DATA Start Marker
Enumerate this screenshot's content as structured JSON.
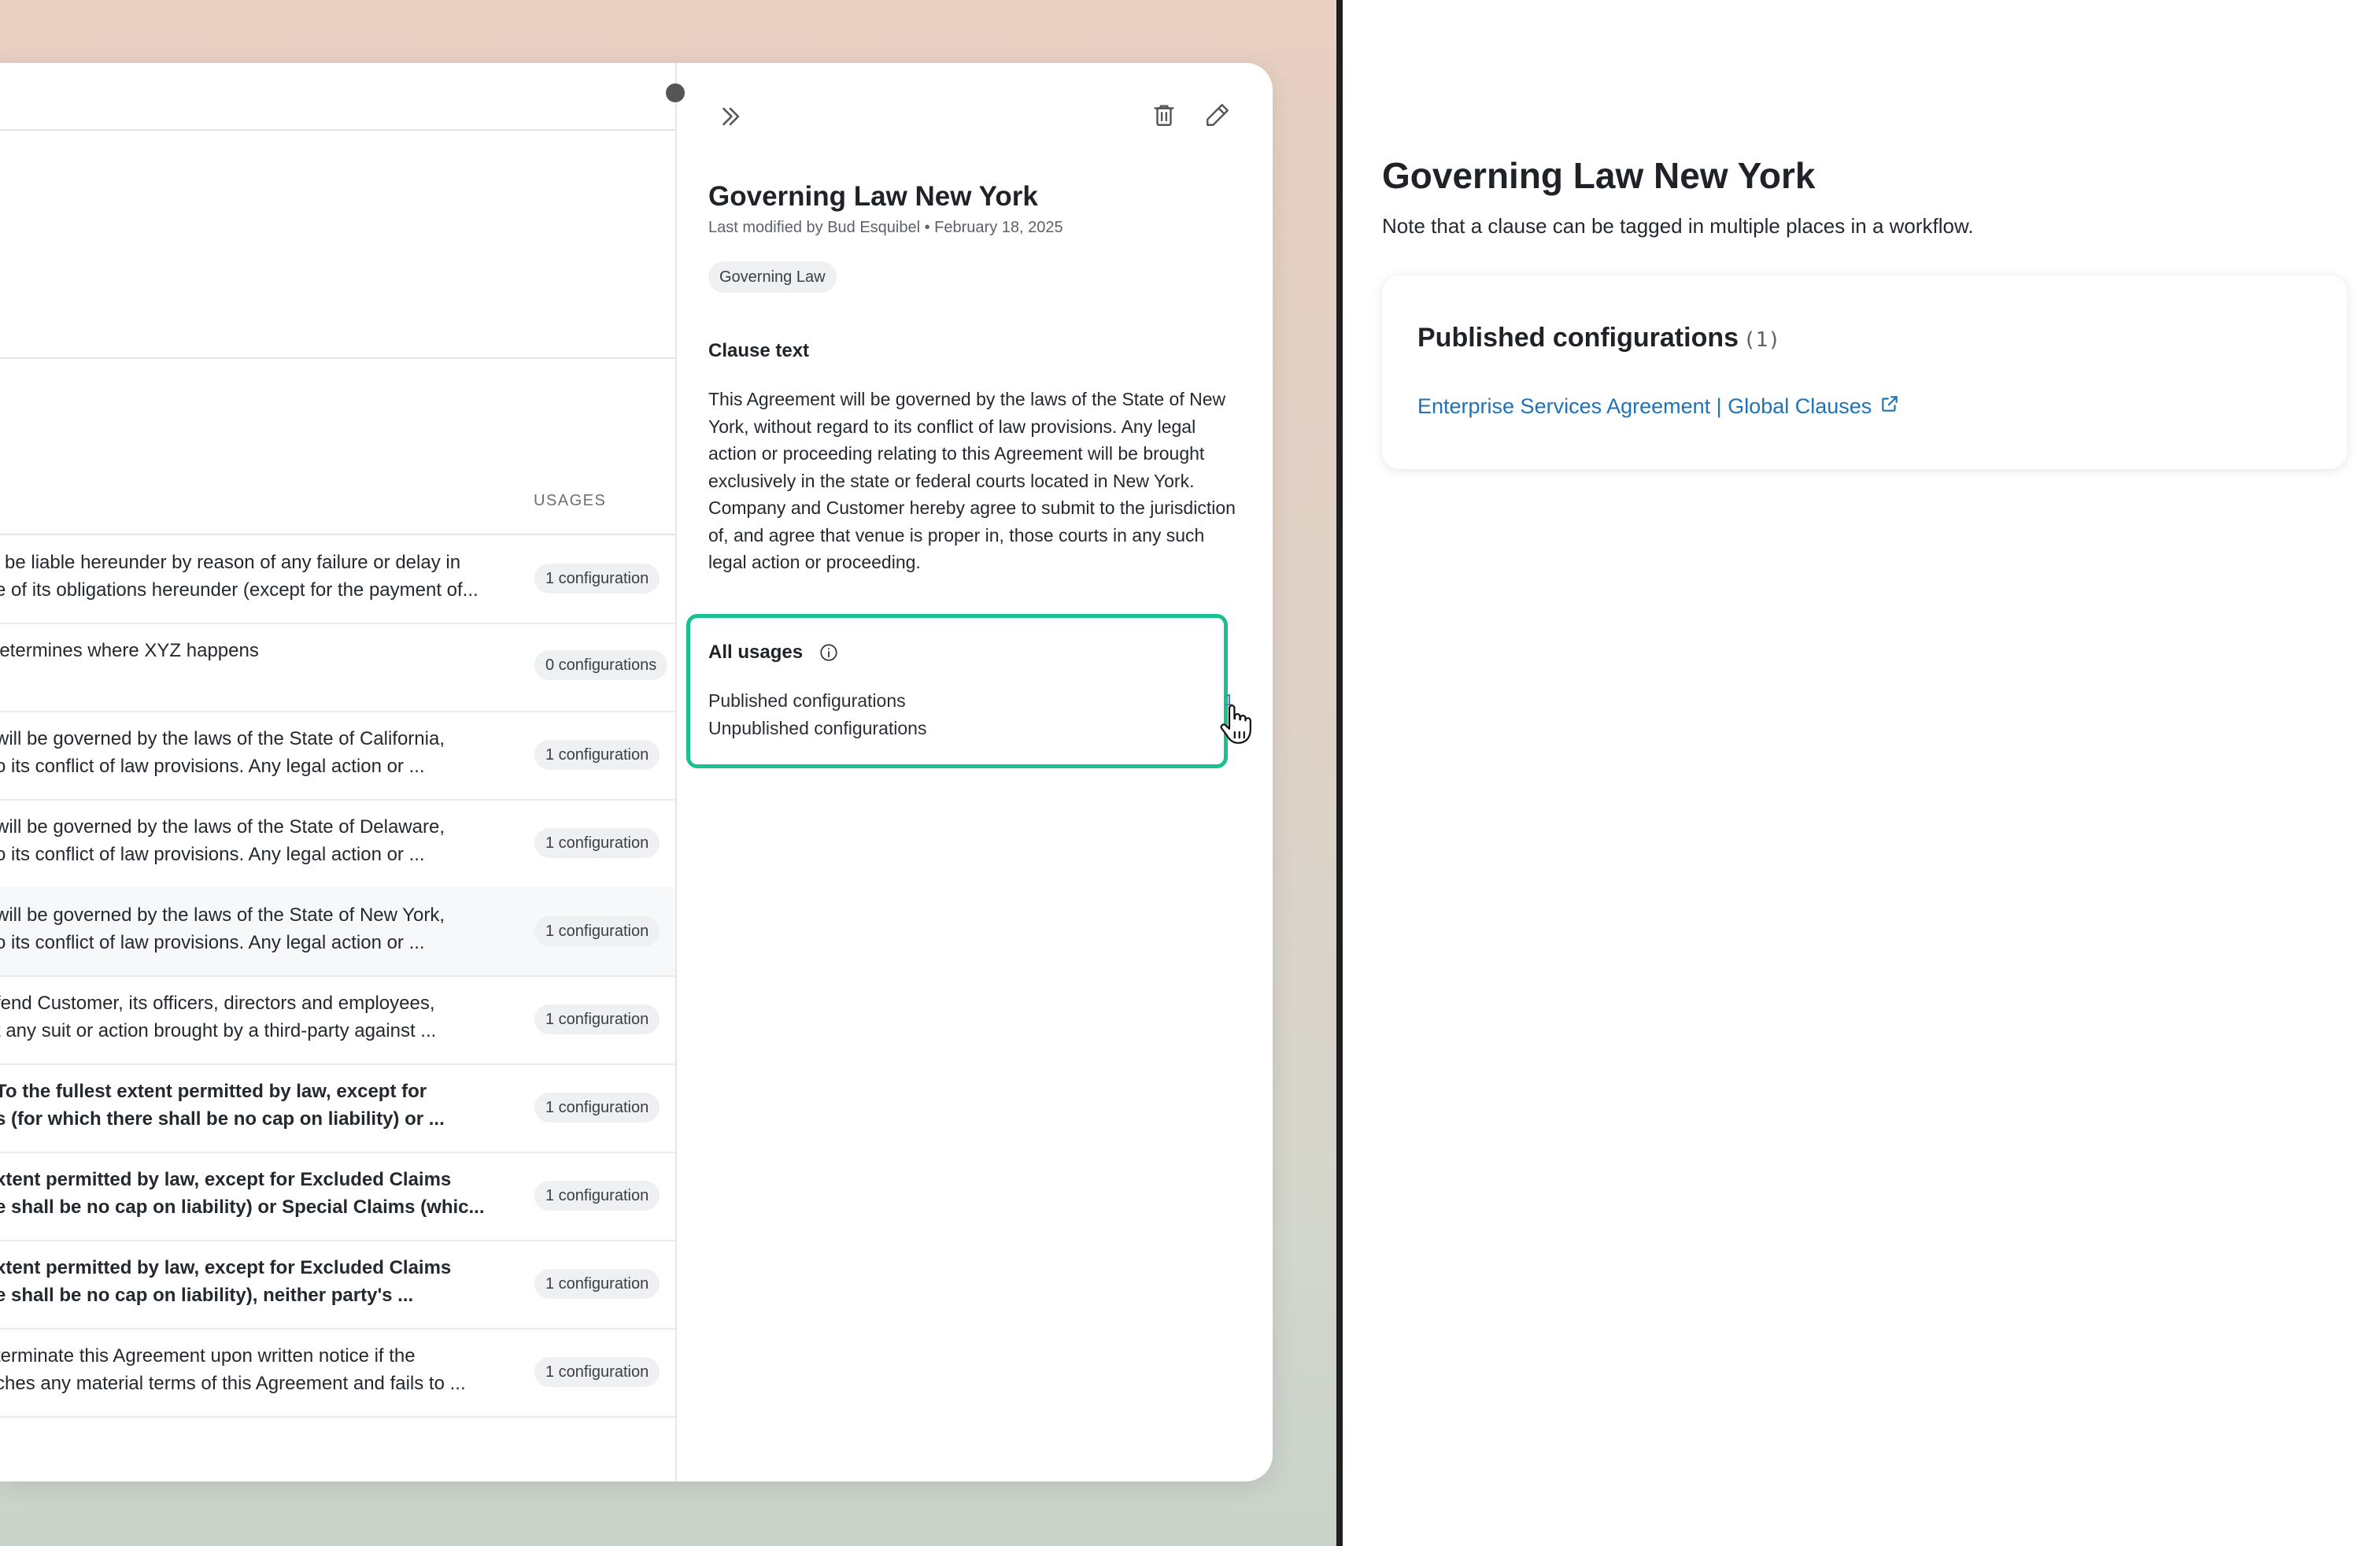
{
  "list": {
    "column_usages": "USAGES",
    "rows": [
      {
        "line1": "l be liable hereunder by reason of any failure or delay in",
        "line2": "e of its obligations hereunder (except for the payment of...",
        "usages": "1 configuration",
        "bold": false
      },
      {
        "line1": "letermines where XYZ happens",
        "line2": "",
        "usages": "0 configurations",
        "bold": false
      },
      {
        "line1": "will be governed by the laws of the State of California,",
        "line2": "o its conflict of law provisions.  Any legal action or ...",
        "usages": "1 configuration",
        "bold": false
      },
      {
        "line1": "will be governed by the laws of the State of Delaware,",
        "line2": "o its conflict of law provisions.  Any legal action or ...",
        "usages": "1 configuration",
        "bold": false
      },
      {
        "line1": "will be governed by the laws of the State of New York,",
        "line2": "o its conflict of law provisions.  Any legal action or ...",
        "usages": "1 configuration",
        "bold": false
      },
      {
        "line1": "fend Customer, its officers, directors and employees,",
        "line2": "t any suit or action brought by a third-party against ...",
        "usages": "1 configuration",
        "bold": false
      },
      {
        "line1": "To the fullest extent permitted by law, except for",
        "line2": "s (for which there shall be no cap on liability) or ...",
        "usages": "1 configuration",
        "bold": true
      },
      {
        "line1": "xtent permitted by law, except for Excluded Claims",
        "line2": "e shall be no cap on liability) or Special Claims (whic...",
        "usages": "1 configuration",
        "bold": true
      },
      {
        "line1": "xtent permitted by law, except for Excluded Claims",
        "line2": "e shall be no cap on liability), neither party's ...",
        "usages": "1 configuration",
        "bold": true
      },
      {
        "line1": " terminate this Agreement upon written notice if the",
        "line2": "ches any material terms of this Agreement and fails to ...",
        "usages": "1 configuration",
        "bold": false
      }
    ]
  },
  "detail": {
    "title": "Governing Law New York",
    "meta": "Last modified by Bud Esquibel • February 18, 2025",
    "tag": "Governing Law",
    "clause_heading": "Clause text",
    "clause_text": "This Agreement will be governed by the laws of the State of New York, without regard to its conflict of law provisions.  Any legal action or proceeding relating to this Agreement will be brought exclusively in the state or federal courts located in New York.  Company and Customer hereby agree to submit to the jurisdiction of, and agree that venue is proper in, those courts in any such legal action or proceeding.",
    "usages_title": "All usages",
    "published_label": "Published configurations",
    "published_count": "1",
    "unpublished_label": "Unpublished configurations",
    "icons": [
      "chevrons-right-icon",
      "trash-icon",
      "pencil-icon",
      "info-icon",
      "hand-cursor-icon"
    ],
    "highlight_color": "#18c18f"
  },
  "right_panel": {
    "title": "Governing Law New York",
    "subtitle": "Note that a clause can be tagged in multiple places in a workflow.",
    "card_heading": "Published configurations",
    "card_count": "(1)",
    "link_text": "Enterprise Services Agreement | Global Clauses",
    "link_color": "#1f72b8"
  }
}
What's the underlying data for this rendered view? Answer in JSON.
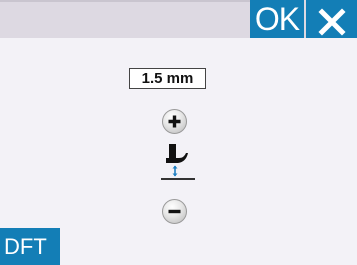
{
  "header": {
    "ok_label": "OK",
    "close_icon": "close-x-icon"
  },
  "setting": {
    "value": "1.5 mm",
    "icon": "presser-foot-height-icon"
  },
  "controls": {
    "increase_icon": "plus-icon",
    "decrease_icon": "minus-icon"
  },
  "footer": {
    "default_label": "DFT"
  },
  "colors": {
    "accent": "#137eb6",
    "background": "#f3f2f7",
    "header_strip": "#ddd9e2",
    "indicator": "#1f7fc2"
  }
}
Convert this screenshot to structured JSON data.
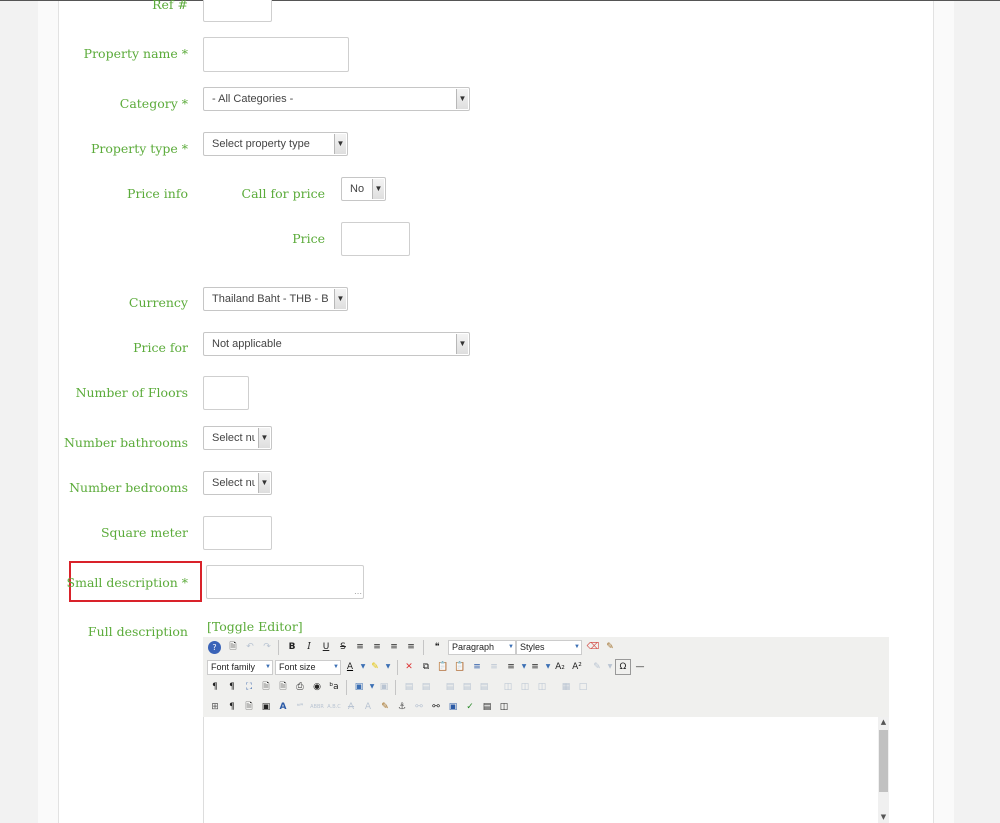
{
  "form": {
    "ref_label": "Ref #",
    "property_name_label": "Property name *",
    "category_label": "Category *",
    "category_value": "- All Categories -",
    "property_type_label": "Property type *",
    "property_type_value": "Select property type",
    "price_info_label": "Price info",
    "call_for_price_label": "Call for price",
    "call_for_price_value": "No",
    "price_label": "Price",
    "currency_label": "Currency",
    "currency_value": "Thailand Baht - THB - B",
    "price_for_label": "Price for",
    "price_for_value": "Not applicable",
    "floors_label": "Number of Floors",
    "bathrooms_label": "Number bathrooms",
    "bathrooms_value": "Select number",
    "bedrooms_label": "Number bedrooms",
    "bedrooms_value": "Select number",
    "square_meter_label": "Square meter",
    "small_description_label": "Small description *",
    "full_description_label": "Full description",
    "toggle_editor": "[Toggle Editor]"
  },
  "editor_toolbar": {
    "format_select": "Paragraph",
    "styles_select": "Styles",
    "font_family_select": "Font family",
    "font_size_select": "Font size"
  },
  "colors": {
    "label_green": "#5bab3a",
    "highlight_red": "#d9222a"
  }
}
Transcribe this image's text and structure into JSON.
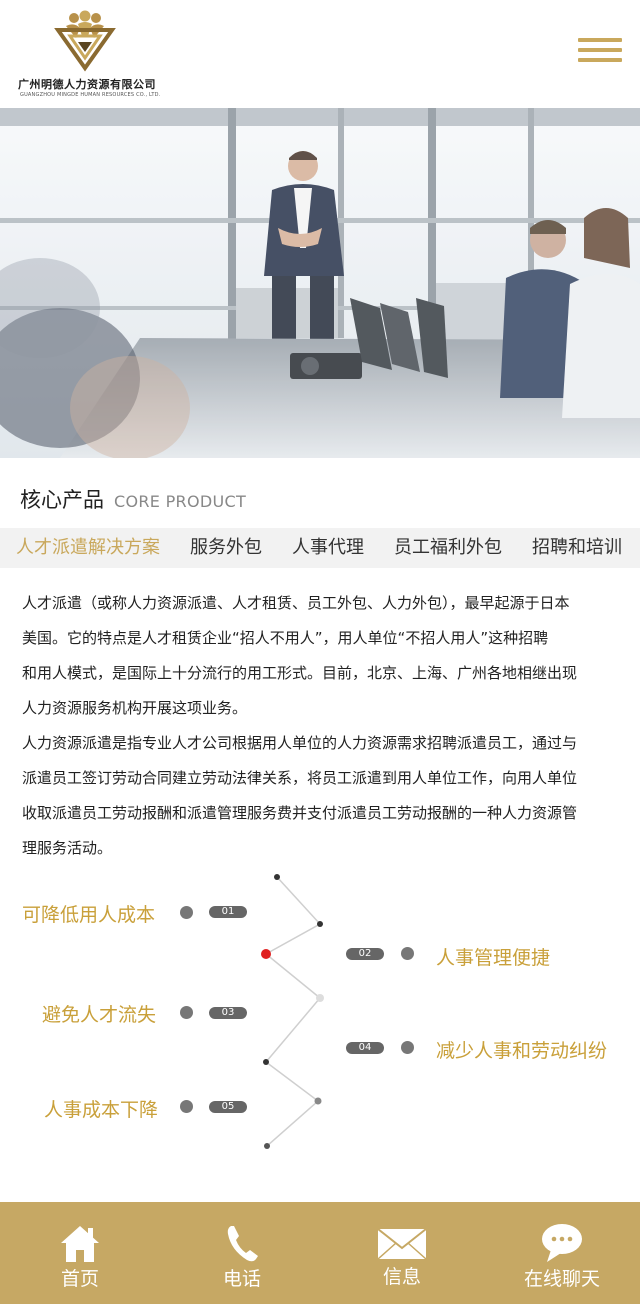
{
  "header": {
    "logo_name": "广州明德人力资源有限公司",
    "logo_sub": "GUANGZHOU MINGDE HUMAN RESOURCES CO., LTD.",
    "menu_icon": "hamburger-menu-icon",
    "accent_color": "#c9a85c"
  },
  "banner": {
    "alt": "office meeting presentation photo"
  },
  "section": {
    "title_cn": "核心产品",
    "title_en": "CORE PRODUCT"
  },
  "tabs": [
    {
      "label": "人才派遣解决方案",
      "active": true
    },
    {
      "label": "服务外包",
      "active": false
    },
    {
      "label": "人事代理",
      "active": false
    },
    {
      "label": "员工福利外包",
      "active": false
    },
    {
      "label": "招聘和培训",
      "active": false
    }
  ],
  "content": {
    "p1_lines": [
      "人才派遣（或称人力资源派遣、人才租赁、员工外包、人力外包），最早起源于日本",
      "美国。它的特点是人才租赁企业“招人不用人”，用人单位“不招人用人”这种招聘",
      "和用人模式，是国际上十分流行的用工形式。目前，北京、上海、广州各地相继出现",
      "人力资源服务机构开展这项业务。"
    ],
    "p2_lines": [
      "人力资源派遣是指专业人才公司根据用人单位的人力资源需求招聘派遣员工，通过与",
      "派遣员工签订劳动合同建立劳动法律关系，将员工派遣到用人单位工作，向用人单位",
      "收取派遣员工劳动报酬和派遣管理服务费并支付派遣员工劳动报酬的一种人力资源管",
      "理服务活动。"
    ]
  },
  "features": [
    {
      "num": "01",
      "label": "可降低用人成本"
    },
    {
      "num": "02",
      "label": "人事管理便捷"
    },
    {
      "num": "03",
      "label": "避免人才流失"
    },
    {
      "num": "04",
      "label": "减少人事和劳动纠纷"
    },
    {
      "num": "05",
      "label": "人事成本下降"
    }
  ],
  "footer": {
    "items": [
      {
        "label": "首页",
        "icon": "home-icon"
      },
      {
        "label": "电话",
        "icon": "phone-icon"
      },
      {
        "label": "信息",
        "icon": "mail-icon"
      },
      {
        "label": "在线聊天",
        "icon": "chat-icon"
      }
    ],
    "bg_color": "#c6a864"
  }
}
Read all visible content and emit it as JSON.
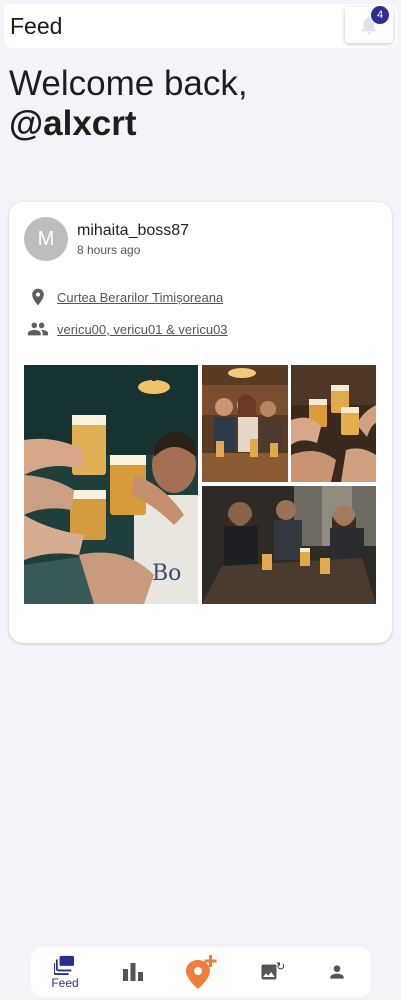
{
  "header": {
    "title": "Feed",
    "notification_count": "4"
  },
  "welcome": {
    "line1": "Welcome back,",
    "username": "@alxcrt"
  },
  "post": {
    "avatar_initial": "M",
    "author": "mihaita_boss87",
    "time": "8 hours ago",
    "location": "Curtea Berarilor Timișoreana",
    "friends": "vericu00, vericu01 & vericu03",
    "photos": [
      "cheers-photo",
      "friends-at-bar-photo",
      "toast-photo",
      "group-at-table-photo"
    ]
  },
  "nav": {
    "feed_label": "Feed",
    "active_color": "#2c2f8f",
    "accent_color": "#ef7d3c",
    "items": [
      "feed",
      "stats",
      "add-location",
      "gallery",
      "profile"
    ]
  }
}
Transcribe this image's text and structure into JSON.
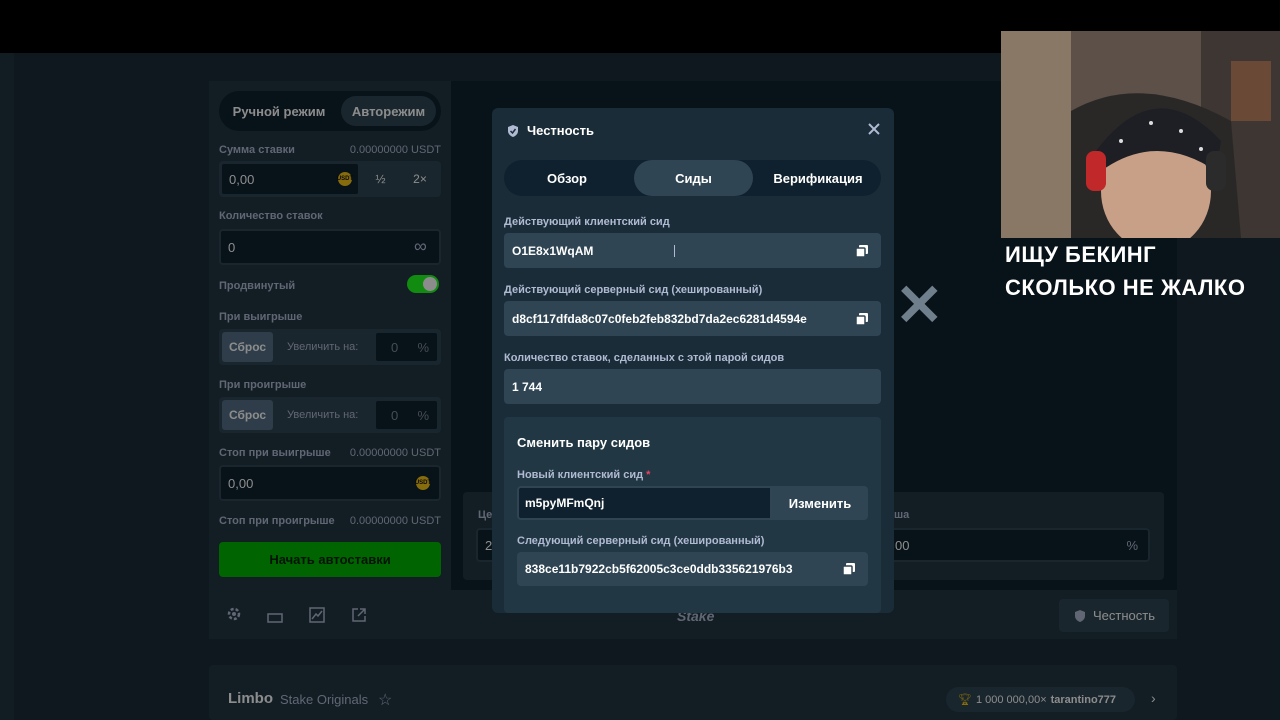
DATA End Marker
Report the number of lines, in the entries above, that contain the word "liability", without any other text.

3